## What the task asks
Copy each line from the records below in which the word "Slot" is found.

## Data to use
* * * * * * *
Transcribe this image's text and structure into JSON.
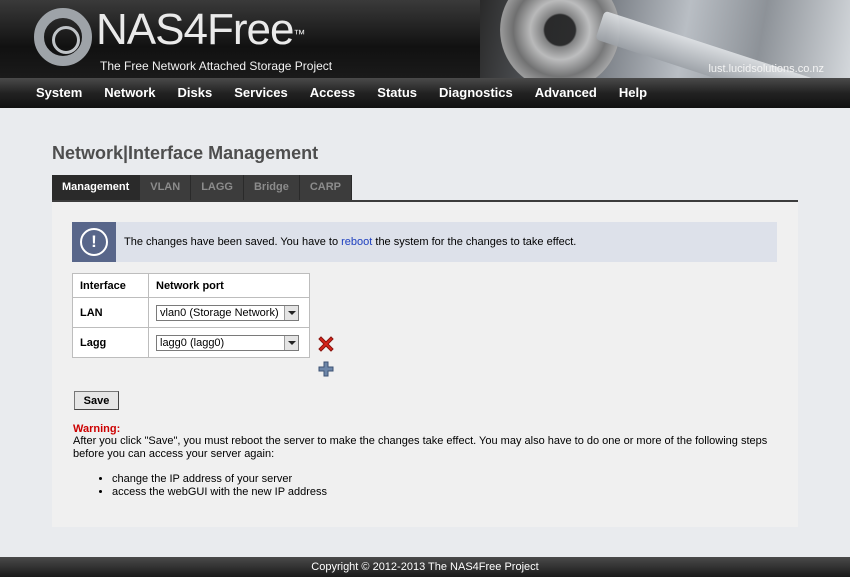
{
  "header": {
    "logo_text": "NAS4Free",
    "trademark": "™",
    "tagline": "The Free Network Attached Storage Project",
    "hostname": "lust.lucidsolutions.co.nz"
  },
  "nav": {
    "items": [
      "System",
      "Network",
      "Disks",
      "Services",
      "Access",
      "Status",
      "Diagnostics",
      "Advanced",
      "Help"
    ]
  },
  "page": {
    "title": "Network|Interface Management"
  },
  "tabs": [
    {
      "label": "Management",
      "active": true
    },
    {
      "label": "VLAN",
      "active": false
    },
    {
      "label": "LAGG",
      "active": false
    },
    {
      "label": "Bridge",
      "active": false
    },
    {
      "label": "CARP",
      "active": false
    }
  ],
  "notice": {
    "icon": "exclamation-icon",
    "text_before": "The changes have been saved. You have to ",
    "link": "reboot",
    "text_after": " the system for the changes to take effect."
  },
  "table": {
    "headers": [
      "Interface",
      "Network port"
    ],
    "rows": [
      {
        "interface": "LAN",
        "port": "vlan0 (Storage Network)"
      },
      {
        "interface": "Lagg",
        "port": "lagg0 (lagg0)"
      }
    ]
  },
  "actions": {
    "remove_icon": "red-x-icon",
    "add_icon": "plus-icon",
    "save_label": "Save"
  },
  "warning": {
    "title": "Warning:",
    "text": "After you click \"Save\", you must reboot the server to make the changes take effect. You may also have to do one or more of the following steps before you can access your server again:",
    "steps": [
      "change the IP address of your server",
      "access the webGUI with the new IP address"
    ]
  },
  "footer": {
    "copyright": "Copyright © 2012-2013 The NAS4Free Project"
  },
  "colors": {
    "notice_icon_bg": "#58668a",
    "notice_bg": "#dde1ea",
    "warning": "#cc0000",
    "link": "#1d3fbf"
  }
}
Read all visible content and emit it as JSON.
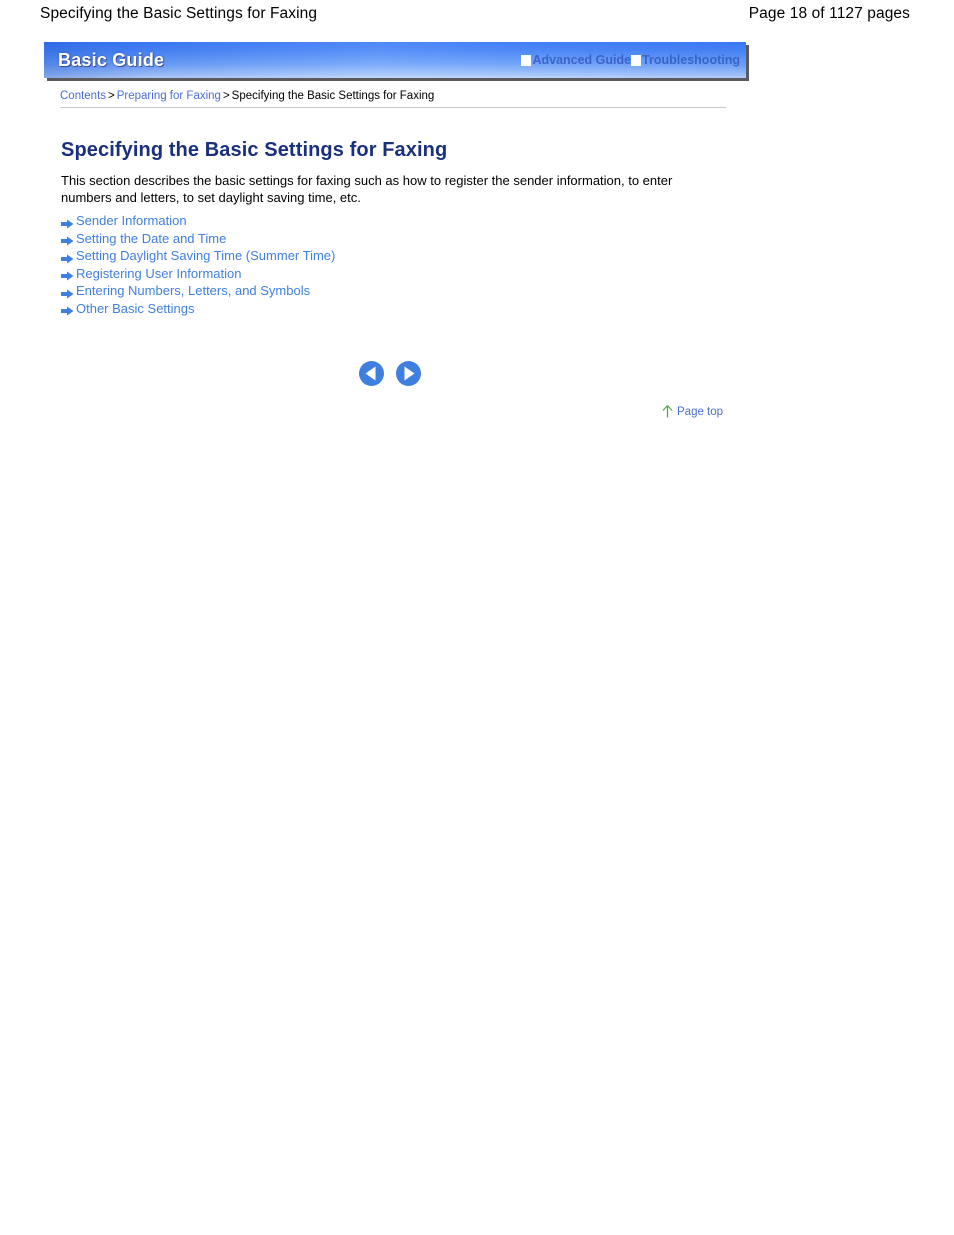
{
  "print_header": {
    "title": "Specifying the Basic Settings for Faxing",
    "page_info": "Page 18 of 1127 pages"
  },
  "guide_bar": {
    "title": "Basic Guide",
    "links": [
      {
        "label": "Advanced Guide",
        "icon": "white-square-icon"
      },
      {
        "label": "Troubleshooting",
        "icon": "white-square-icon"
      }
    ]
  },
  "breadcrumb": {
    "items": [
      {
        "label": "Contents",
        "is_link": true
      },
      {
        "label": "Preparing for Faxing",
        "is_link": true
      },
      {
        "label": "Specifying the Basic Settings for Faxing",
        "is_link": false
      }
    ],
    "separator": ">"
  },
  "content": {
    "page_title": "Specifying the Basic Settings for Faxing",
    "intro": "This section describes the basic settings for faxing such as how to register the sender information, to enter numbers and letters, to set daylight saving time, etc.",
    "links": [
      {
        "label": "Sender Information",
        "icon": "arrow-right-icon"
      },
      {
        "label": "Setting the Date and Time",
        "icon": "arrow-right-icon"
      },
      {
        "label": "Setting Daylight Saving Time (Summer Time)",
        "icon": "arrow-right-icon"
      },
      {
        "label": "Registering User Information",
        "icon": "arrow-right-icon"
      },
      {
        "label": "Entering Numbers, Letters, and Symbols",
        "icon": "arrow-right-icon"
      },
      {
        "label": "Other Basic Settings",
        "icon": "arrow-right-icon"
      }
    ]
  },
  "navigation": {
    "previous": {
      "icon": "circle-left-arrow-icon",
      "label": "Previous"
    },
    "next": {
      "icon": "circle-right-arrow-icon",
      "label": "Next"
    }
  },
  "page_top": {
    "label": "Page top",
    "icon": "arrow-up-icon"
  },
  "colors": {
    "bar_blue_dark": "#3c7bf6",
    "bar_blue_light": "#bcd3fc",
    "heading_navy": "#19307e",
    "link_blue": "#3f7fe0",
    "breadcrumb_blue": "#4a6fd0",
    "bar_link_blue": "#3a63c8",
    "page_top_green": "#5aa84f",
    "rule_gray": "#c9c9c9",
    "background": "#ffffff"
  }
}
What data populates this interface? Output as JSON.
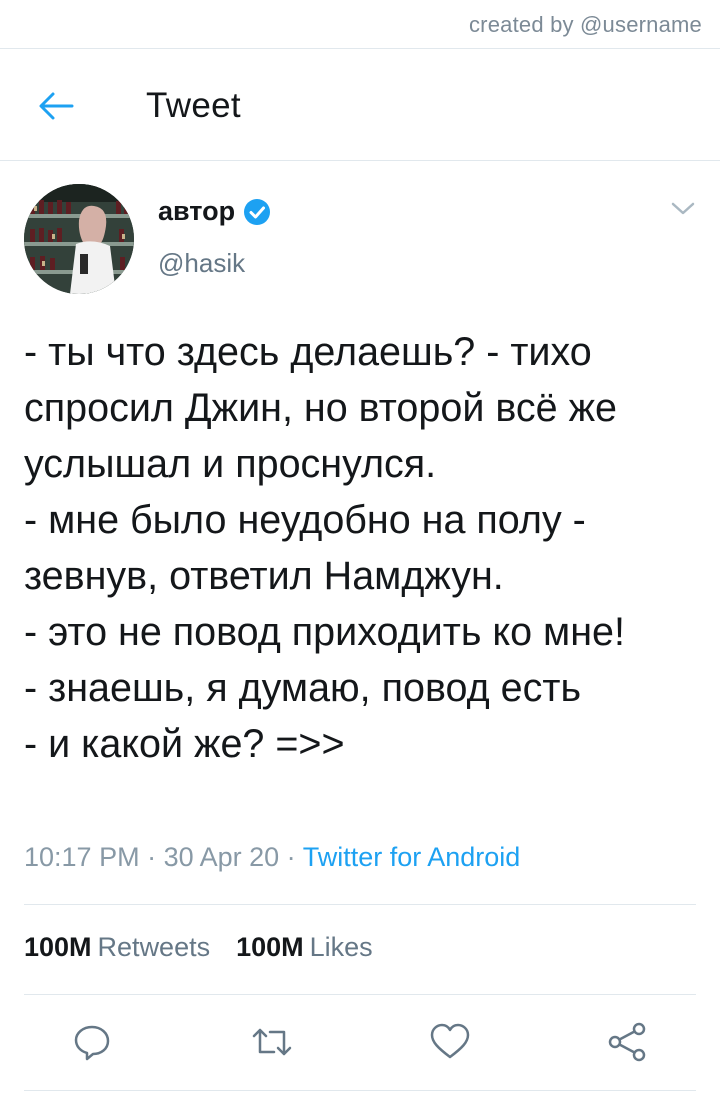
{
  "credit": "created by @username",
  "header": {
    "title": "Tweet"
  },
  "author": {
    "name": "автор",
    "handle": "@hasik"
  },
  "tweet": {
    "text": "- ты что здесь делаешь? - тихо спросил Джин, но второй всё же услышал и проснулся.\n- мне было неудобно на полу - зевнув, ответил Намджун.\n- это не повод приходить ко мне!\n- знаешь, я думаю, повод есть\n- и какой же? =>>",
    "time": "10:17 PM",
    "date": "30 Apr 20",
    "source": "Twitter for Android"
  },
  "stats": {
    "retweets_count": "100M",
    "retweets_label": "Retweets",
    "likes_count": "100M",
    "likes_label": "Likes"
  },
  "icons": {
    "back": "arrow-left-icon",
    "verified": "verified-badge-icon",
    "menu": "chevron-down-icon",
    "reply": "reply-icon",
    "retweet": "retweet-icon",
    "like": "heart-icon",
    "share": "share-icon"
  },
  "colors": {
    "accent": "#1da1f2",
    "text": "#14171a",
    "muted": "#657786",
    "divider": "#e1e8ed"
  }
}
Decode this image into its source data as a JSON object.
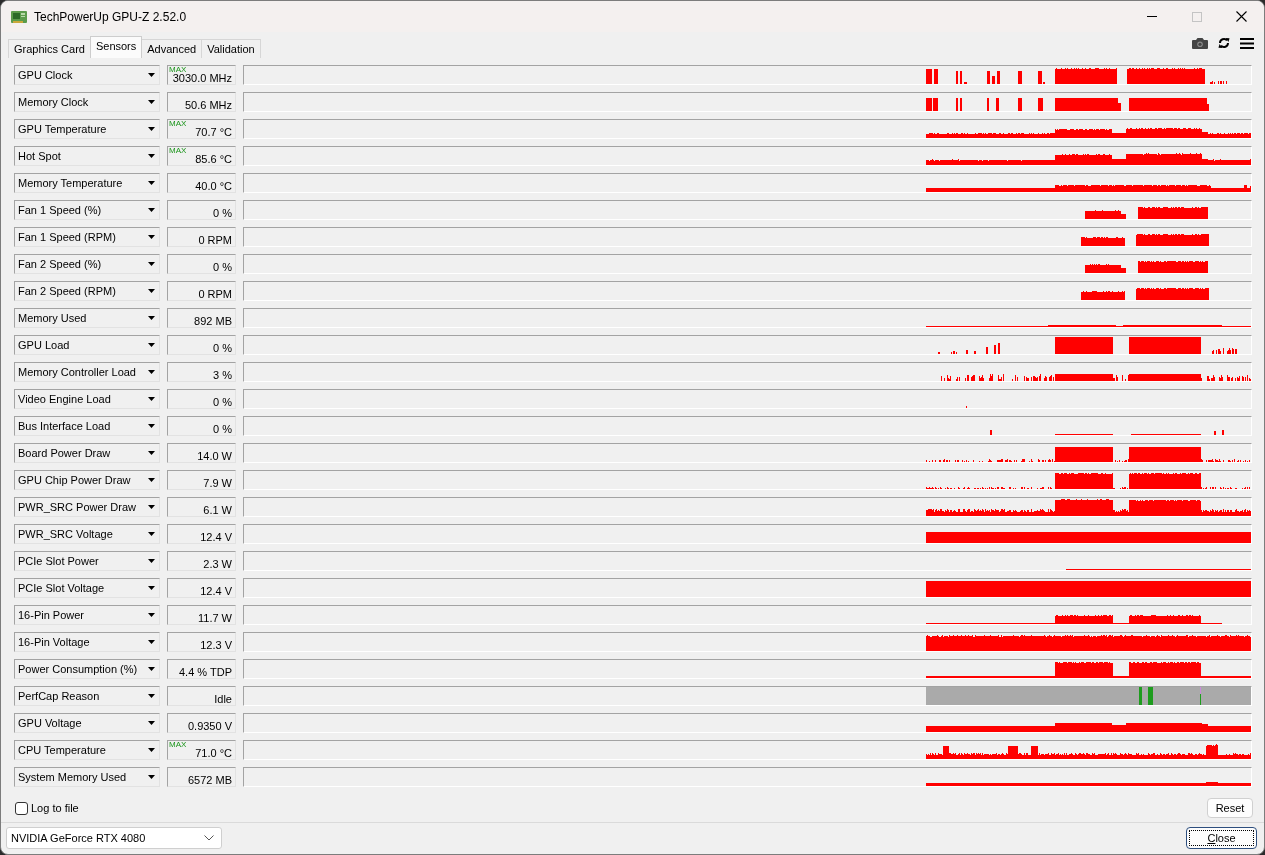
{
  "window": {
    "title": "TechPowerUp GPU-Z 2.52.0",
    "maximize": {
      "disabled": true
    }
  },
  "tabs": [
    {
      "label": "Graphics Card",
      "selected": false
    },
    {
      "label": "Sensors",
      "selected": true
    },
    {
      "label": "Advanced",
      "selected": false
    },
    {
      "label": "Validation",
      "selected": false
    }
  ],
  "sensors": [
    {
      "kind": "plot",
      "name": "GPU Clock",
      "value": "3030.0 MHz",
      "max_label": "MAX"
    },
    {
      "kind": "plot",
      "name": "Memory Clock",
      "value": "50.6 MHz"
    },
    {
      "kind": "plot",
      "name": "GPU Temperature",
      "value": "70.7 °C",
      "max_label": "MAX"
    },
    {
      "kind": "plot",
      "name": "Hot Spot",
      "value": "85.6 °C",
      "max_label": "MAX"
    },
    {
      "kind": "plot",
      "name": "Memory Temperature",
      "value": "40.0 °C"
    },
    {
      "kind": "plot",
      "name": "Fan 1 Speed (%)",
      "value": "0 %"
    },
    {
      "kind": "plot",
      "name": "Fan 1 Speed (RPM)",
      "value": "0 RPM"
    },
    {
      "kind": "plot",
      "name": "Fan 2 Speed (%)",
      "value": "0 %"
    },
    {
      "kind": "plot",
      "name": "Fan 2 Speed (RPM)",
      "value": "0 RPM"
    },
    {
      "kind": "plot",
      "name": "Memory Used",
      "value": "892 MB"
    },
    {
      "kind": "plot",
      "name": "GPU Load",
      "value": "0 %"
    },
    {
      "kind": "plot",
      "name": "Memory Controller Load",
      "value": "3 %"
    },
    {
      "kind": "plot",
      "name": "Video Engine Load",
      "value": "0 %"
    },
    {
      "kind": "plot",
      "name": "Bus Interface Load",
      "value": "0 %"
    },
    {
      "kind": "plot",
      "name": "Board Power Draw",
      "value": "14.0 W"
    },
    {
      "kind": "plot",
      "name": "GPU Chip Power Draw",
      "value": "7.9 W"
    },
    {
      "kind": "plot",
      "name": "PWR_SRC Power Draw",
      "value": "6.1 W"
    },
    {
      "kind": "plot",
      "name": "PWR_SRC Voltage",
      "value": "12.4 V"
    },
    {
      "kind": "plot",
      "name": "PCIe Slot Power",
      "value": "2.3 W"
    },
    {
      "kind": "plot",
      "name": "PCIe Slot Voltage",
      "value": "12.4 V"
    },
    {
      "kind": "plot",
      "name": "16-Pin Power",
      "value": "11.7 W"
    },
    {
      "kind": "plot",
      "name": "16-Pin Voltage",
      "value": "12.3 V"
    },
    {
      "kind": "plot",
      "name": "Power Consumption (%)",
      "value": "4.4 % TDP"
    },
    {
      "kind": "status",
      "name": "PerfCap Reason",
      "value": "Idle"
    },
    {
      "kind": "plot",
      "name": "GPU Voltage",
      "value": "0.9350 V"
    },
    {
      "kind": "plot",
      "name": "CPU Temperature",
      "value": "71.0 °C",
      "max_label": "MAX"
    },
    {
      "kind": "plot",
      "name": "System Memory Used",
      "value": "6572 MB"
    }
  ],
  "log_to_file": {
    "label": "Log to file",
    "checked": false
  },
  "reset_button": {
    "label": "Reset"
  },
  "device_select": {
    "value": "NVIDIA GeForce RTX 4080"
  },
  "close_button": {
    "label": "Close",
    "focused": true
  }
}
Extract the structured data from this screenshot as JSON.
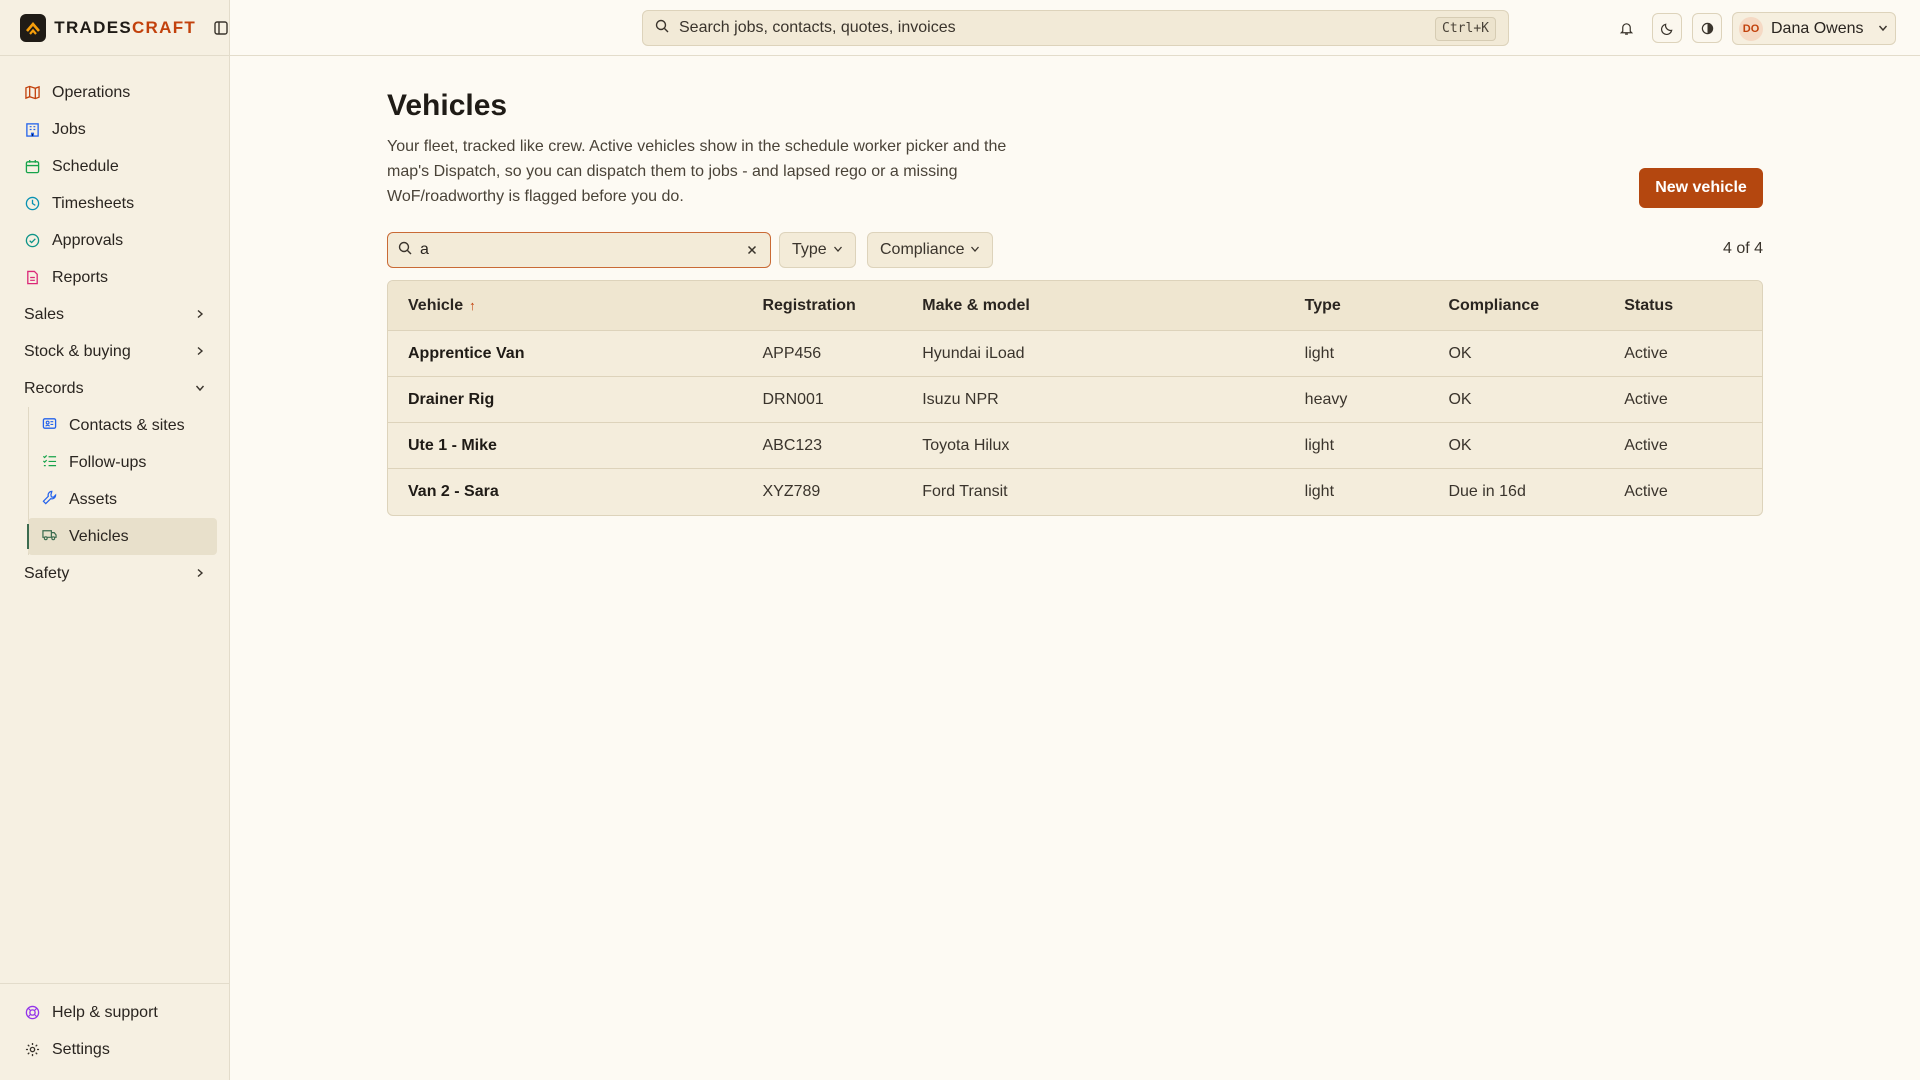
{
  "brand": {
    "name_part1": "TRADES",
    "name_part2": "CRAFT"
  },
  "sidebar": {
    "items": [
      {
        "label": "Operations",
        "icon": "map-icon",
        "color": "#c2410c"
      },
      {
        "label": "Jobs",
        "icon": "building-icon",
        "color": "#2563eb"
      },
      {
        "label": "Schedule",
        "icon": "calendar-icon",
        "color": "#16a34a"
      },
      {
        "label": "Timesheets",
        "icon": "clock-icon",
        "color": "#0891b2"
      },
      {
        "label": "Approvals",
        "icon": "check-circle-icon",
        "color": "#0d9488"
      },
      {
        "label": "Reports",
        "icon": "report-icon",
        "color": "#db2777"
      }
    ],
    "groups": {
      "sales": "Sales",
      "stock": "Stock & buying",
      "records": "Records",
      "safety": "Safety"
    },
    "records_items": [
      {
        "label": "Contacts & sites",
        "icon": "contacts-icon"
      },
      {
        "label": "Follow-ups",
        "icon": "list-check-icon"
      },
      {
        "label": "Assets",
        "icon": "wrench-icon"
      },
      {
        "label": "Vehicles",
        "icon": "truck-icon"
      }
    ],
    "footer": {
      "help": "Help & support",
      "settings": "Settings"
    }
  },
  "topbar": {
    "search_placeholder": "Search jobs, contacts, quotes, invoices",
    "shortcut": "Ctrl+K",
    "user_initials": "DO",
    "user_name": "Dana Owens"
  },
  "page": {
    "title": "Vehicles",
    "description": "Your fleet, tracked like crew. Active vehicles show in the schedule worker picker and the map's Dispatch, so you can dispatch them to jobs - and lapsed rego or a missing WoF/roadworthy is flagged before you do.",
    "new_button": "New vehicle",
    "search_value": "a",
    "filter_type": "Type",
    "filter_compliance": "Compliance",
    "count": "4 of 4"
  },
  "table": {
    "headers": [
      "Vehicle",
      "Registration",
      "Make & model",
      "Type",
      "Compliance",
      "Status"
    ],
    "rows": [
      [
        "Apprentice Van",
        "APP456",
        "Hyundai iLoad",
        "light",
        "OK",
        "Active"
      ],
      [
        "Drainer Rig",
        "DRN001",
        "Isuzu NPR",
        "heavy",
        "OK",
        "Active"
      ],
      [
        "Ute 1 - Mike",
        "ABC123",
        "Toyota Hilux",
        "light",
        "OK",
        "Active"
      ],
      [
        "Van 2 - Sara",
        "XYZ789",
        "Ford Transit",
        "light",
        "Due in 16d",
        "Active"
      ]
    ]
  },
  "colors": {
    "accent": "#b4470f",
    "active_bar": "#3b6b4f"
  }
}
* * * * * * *
## Solution
      "name": "PCIe Slot Power",
      "name": "PCIe Slot Voltage",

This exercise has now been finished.